  16. Veteran


    Jun 22, 2019
    I have more than 100 bass guitars and the thickness of the bodies varies a lot. Sustain is more the matter of the sort of wood than the thickness of the body.
  17. PennyroyalWe


    Sep 2, 2018
    Why not split the difference and go with 1.5”? Most of the basses I’ve owned were/are between 1.5”-1.75”. Seems pretty standard for p basses.
  18. Beej


    Feb 10, 2007
    Vancouver Island
    Are you going to list them all in your profile? :D
    whero likes this.
  19. vvvmmm


    Dec 6, 2016
    Hold on, this isn't a Weight Watchers thread ...
    Beej likes this.
  20. Beej


    Feb 10, 2007
    Vancouver Island
    You're right, and the OP even specifically said he didn't care about weight. That said, those basses, and ricks, plus others that are made out of heavy woods usually have design considerations that balance the pros and cons of various construction methods and materials (well all do really). Making the body as thin as reasonable is something that is done to help reduce overall weight and improve overall ergonomics. Anywhere between 7 and 11 lbs is "manageable" but get beyond that and it can be a little cumbersome. :D

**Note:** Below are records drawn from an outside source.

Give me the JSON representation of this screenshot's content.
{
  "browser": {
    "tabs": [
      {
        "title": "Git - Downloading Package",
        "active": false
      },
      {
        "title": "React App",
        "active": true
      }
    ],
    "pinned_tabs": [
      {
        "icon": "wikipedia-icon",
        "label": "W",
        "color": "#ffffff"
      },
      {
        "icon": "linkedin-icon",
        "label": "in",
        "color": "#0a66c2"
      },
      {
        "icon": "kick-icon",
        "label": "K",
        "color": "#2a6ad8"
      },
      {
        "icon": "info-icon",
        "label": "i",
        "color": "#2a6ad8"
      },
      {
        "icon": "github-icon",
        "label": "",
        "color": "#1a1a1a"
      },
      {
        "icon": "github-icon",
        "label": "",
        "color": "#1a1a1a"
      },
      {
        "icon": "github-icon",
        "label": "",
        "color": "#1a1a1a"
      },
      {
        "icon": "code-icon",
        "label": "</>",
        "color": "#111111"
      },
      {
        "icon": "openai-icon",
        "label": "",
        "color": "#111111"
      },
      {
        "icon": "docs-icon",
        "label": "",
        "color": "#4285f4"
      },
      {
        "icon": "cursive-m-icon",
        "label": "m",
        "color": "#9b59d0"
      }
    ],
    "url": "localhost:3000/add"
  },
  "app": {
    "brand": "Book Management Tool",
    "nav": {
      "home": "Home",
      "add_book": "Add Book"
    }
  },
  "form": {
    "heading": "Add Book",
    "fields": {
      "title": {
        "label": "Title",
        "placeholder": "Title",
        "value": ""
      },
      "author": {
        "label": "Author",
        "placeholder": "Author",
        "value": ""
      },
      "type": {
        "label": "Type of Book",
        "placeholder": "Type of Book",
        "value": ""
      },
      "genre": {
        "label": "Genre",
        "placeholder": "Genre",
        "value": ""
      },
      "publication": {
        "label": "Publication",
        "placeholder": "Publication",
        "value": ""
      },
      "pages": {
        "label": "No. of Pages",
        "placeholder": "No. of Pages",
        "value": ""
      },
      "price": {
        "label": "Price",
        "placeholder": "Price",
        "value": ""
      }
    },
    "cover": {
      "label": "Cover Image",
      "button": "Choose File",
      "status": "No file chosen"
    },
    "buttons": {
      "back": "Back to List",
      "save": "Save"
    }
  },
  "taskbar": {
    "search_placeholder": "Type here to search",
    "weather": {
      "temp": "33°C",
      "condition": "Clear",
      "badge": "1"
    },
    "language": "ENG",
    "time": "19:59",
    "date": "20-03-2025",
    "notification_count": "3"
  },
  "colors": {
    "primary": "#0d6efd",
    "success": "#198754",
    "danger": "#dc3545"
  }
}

    This is not a weight thread, but I was connecting the "why" about the thinness of the Gibson body to a design consideration; in the case of solid maple, it's often weight. It's like a coincidence or something that the OP stated he wasn't concerned about weight. :D So in this case, he can go ahead and make it out of 1 5/8" thick stuff and not worry about it. :smug: